Tuesday, October 30, 2012
Now that November is just around the corner we can feel the rain all around with the cold breeze of Winter heading with such an Intensity, that makes me feel relieved, once again time goes by and the purpose of the Million Euros in less than 5 years is meant to happen. All over the news we have the wrath of super storm Sandy which killed at least 33 people in seven states and left more than 8 million people without power.
In New York, the U.S. financial markets closed for a second day today, an unprecedented move for the stock exchange. In Lower Manhattan, the home of the financial district, a blowout at a Con Edison substation cut power to thousands of customers.
Today after a brief chat at work I was asked to foresee the direction of the USD and I was prompt to assess that the USD will go up. There is logic behind my perspective which is that after a natural disaster in the immediate term or short term currency will go down but as soon as the damage is quantified more Investment is needed to rebuild and assess the reconstruction so by forces of nature local currencies will go up.
Throughout history, natural disasters have caused depreciation short/immediate term (and even appreciation long term) of currency because of a jolted economy. If you take part in currency investing then it’s imperative that you learn how to leverage your investments in uncertain times.
Usually, currencies weaken right after a natural disaster because of uncertainty about how much economic damage was actually done, according to Barclays Wealth. However, currencies can strengthen again once other countries start funding relief efforts, but the currency can then weaken once internal banks try to alleviate economic hardship (by doing things like lowering the world interest rates).
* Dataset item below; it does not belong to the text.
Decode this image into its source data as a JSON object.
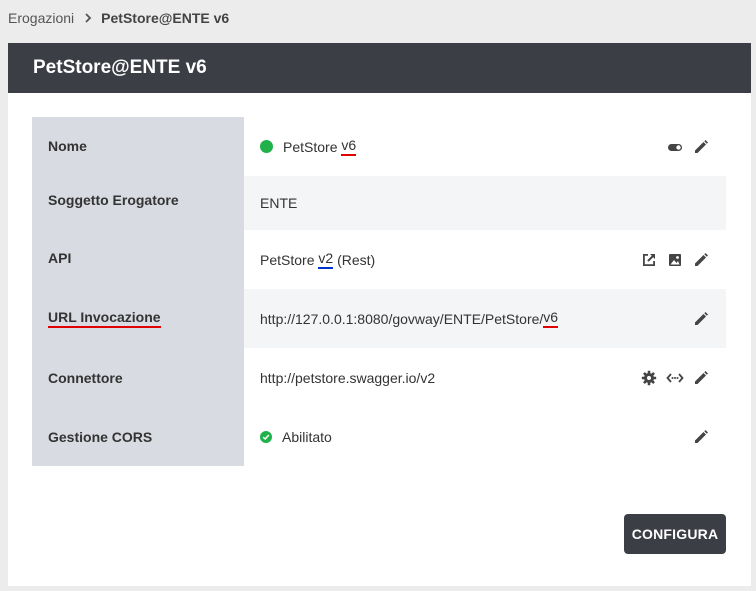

It all depends on the specific country’s situation, so there are a number of different scenarios. The following examples illustrate what has happened in the last decade.
Japan recently suffered two major blows when it was hit by an 8.9-magnitute earthquake followed by a massive tsunami. According to Businessweek.com, the Japanese currency fell right after the disasters, weakening up to 0.4% against the dollar. However, the Yen generally benefits from the uncertainty natural disasters leave behind, and repatriation (when assets overseas are turned back into Yen) could strengthen the currency.
The Yen did end up faring well and actually strengthened dramatically, and other than repatriation being a possibility, an Investopedia article suggests another reason could be that the Japanese “might have to liquidate part of their large non-Yen denominated investment portfolio to fund relief and reconstruction efforts in Japan.”
Regardless of the reason, in August of 2011, Japan tried to combat the surging strength of its currency that had not weakened much since the disasters in March. According to Reuters, Japan had been warned that the Yen was so appreciated that it could possibly hinder Japan’s recovery efforts. As a result, Japan sold 1 trillion Yen and got the Yen down to 80.20 per US Dollar from 77.10.
Earthquake in Haiti – Gourde
The Haitian Gourde experienced a surge right after Port-Au-Prince was hit with a7.0-magnitude earthquake in January 2010. According to The New York Times, Haiti’s currency strengthened by more than 25%, and for some purchases, the rate would be about 30 Gourds to the Dollar. There are a couple of explanations for this appreciation.
One, which comes from the same New York Times article and suggested by a former governor of the Central Bank, is that the decrease in oil imports was keeping more money in Haiti, thus preventing any drastic appreciation. Another contributing factor was reported by a different New York Times article a couple of months after the disaster, which mentions how an increase in money from abroad helped the Gourde resist depreciation.
Earthquake in New Zealand – New Zealand Dollar
In February 2011, a 6.3-magnitude earthquake impacting New Zealand killed at least 75 people and left the economy struggling. Following the disaster, the New Zealand dollar (nicknamed “the kiwi”) fell about 2% against the U.S. Dollar, according to CNBC. Bloomberg reported that at one point, the kiwi fell to 74.55 U.S. cents, which was its lowest level since late December. As can be seen, New Zealand did not experience an immediate strengthening of the currency that some other countries did after a natural disaster.
In fact, early and mid-March didn't bring much relief, as the country was still lowering its main interest rate to fight the economic problems it was facing. Late March did indicate some better signs for the currency, when it starting gaining due to the possibility of a construction boom. This could point to the potential that circulating more money within a country has for its currency.
Shall we buy USD?
It’s probably safe to say that every natural disaster has an effect not only on a nation’s general economy, but also on its currency making it even stronger. This influence doesn't just impact the specific country’s currency; either — other countries tend to feel the effects, as currencies’ strength is measured against one another. Countries around the world have experienced similar phenomena, therefore It is to my regret to say that the main engine of any economy unfortunately comes from a natural disaster or war, I will test this idea by Investing promptly tomorrow on some newly made USD.
Meanwhile keep positive, keep Investing it is just about to happen…
Posted by Juan Carlos Moya at 1:04 PM